My grandmother was a hitchhiker.
I think she was in her late seventies when she started thumbing for rides. It was a way to get some excitement and back in the late 60s she could hitchhike around our region of upstate New York in relative safety. And since she hitchhiked with a general plan of where she wanted to go that day, she wasn’t interested in getting too sidetracked. When someone pulled over to pick her up, she’d lean in and ask where they were going. If it got her closer to her destination, then she had herself a ride. But if it only took her down side roads she didn’t need or want to see, she’d wait for the next car to come along.
I try to keep my Granny MacDonald in mind when I’m in a difficult conversation, because I want to put my energy toward those things that will get me closer to my destination-solving whatever problem I and the other person face. I want to avoid the side streets, or as I call them, the argument sidetrackers.
Argument sidetrackers are those phrases or comments that distract us from the important central topic of the disagreement. Sidetrackers are problematic because they contribute to defensiveness, escalate the argument, and cause us to spend energy on parts of the conversation that aren’t very important. The following are classic sidetrackers I hear regularly in my mediation work.and sometimes they come out of my own mouth, much to my chagrin.
Always and Never. When we use these words in an argument, the heat in the room usually rises. "You never let me finish my sentence." "I’m always the one you blame." Not only is it usually an exaggeration, but the conversation gets diverted because we bait the other person into defending the always/never comment. If you find one of these words slipping out of your mouth in an argument, correct yourself. If the other person uses it, it’s better to ignore it and focus instead on the concern they’re trying to convey.

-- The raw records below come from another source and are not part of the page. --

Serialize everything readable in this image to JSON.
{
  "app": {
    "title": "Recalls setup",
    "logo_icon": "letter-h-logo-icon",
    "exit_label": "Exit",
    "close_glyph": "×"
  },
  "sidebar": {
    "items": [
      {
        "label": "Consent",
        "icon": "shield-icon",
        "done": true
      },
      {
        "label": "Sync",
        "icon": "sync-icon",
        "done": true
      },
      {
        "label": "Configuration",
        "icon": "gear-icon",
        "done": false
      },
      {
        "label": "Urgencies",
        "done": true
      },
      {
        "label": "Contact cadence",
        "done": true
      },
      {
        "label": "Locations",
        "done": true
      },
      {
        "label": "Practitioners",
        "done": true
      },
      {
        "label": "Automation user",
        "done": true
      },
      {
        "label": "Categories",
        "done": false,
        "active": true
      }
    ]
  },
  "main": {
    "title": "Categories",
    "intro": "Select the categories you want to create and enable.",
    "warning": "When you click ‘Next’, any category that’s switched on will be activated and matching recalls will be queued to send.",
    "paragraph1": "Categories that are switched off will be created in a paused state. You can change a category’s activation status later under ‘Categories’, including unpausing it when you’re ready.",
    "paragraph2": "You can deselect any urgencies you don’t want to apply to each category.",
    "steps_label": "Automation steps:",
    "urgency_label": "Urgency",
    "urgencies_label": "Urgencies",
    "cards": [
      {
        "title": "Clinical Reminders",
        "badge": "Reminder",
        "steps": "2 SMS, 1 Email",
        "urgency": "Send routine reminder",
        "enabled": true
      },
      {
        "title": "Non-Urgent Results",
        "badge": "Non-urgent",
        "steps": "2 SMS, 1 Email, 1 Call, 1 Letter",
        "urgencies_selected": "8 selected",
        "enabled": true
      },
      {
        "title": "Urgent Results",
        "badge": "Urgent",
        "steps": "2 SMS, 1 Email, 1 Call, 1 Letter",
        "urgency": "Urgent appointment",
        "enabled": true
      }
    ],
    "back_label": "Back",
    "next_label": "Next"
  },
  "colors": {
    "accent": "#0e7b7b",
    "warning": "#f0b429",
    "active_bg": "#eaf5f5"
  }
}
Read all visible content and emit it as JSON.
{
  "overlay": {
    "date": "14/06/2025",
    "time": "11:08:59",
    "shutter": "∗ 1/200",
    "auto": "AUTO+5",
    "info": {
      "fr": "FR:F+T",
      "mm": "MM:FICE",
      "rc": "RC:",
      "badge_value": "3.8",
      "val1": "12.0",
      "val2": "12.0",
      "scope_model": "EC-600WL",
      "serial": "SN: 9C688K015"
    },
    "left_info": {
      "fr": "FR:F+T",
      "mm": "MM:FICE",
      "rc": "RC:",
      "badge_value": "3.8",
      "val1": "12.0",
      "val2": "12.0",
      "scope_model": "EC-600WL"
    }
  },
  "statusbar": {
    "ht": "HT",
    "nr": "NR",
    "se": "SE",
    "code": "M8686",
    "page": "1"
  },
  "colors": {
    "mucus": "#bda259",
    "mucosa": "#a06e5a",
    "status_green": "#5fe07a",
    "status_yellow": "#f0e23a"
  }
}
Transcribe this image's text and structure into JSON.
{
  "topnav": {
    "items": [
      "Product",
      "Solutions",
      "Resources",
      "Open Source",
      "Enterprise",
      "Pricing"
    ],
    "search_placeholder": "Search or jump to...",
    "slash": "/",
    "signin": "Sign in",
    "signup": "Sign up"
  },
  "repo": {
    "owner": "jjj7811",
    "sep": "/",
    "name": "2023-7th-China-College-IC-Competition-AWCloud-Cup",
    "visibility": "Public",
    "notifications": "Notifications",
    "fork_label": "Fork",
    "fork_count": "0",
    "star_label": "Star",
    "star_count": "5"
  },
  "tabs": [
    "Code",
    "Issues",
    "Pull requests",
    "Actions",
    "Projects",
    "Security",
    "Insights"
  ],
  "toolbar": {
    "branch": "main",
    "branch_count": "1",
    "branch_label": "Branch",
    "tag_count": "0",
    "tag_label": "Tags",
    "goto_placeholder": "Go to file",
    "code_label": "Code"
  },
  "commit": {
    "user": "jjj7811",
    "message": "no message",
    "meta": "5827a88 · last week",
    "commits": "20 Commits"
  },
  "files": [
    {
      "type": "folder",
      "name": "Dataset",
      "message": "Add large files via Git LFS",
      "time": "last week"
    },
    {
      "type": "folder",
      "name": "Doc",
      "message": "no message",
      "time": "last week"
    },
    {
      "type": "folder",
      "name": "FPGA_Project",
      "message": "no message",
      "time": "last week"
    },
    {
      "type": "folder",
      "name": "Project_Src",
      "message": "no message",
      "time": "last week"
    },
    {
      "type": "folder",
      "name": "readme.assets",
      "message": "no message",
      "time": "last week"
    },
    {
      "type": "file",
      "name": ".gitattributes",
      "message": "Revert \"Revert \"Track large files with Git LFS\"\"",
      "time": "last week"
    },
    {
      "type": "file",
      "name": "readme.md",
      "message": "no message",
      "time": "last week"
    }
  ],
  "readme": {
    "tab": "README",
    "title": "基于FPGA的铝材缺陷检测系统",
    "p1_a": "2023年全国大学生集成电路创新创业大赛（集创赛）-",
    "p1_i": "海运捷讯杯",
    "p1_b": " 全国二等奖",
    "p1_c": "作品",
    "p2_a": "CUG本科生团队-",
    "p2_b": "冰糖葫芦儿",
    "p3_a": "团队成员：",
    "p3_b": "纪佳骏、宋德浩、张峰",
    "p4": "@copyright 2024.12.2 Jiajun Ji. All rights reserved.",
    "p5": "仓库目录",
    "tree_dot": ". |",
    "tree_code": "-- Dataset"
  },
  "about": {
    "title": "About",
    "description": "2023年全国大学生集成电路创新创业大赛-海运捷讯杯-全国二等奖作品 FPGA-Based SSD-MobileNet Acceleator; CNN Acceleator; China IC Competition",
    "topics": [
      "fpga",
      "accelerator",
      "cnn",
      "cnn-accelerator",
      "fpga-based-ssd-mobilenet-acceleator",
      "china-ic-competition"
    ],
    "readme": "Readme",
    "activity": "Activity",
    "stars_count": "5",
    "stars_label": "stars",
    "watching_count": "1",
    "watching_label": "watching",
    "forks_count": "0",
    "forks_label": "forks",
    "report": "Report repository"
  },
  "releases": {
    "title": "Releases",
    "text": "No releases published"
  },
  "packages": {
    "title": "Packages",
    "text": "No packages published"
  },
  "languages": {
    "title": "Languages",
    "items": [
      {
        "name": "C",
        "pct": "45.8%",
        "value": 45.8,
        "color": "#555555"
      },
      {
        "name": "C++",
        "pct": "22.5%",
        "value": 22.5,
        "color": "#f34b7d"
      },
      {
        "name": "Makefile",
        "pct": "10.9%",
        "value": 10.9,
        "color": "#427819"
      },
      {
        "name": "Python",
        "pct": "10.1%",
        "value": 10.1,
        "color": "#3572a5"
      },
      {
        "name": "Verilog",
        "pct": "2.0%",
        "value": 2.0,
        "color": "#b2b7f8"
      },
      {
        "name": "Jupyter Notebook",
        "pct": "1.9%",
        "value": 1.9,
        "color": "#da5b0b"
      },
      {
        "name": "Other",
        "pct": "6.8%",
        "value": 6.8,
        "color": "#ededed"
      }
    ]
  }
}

Who Said What. Most of us have found ourselves in a conversation where our own recollection of what was said earlier differs from that of the other person. The seesaw looks something like this: "Yes, you did say that." "No, I didn’t." "Yes, you did." This is a fruitless argument because there’s no real way to know and you’ll just spin your wheels. Research suggests that we accurately recall only about 25% of what we said in the previous hour, and recall rates drop lower over time. And our recall during arguments tends to be even lower, since we’re under stress. So, get off this seesaw as soon as you notice you’re on it. If the other person re-states something that’s different from what you recall saying, simply say, "I have a different recollection of that. Would it help for me to clarify what I meant?"
I’m Right and You’re Wrong. Telling the other person they’re wrong practically guarantees that matters will escalate as they try to prove that they’re not. Another version of this trap is, "You know that I’m right and you just can’t admit it." Statements like these are inflammatory and sidetrack the conversation because they heat things up unhelpfully. Searching for "The Truth" in conflict is like waiting for Godot, so instead, spend your energy figuring out how to solve the problem you’re discussing instead of attacking or blaming. If someone accuses you of being wrong, say something like, "I bet we’re both right in some ways."
It’s Your Fault. Entire books have been written about the problems associated with blame. Telling the other person directly or indirectly that they’re at fault condemns the conversation to defensiveness, sidetracking and escalation. The reality is that most conflicts have contributions from everyone involved and focusing on contribution is a more forward-thinking and constructive frame of mind. When we ask, "Who’s at fault?" we signal that we have no responsibility and that the other person bears the entire burden of the problem. When we ask, "How did we each contribute to this?" we paint a fuller picture in which we can all take steps to prevent the problem from happening again.
My grandmother lived to be 89 and she hitchhiked until almost the very end. I hope I have that much zest for life when I’m 89.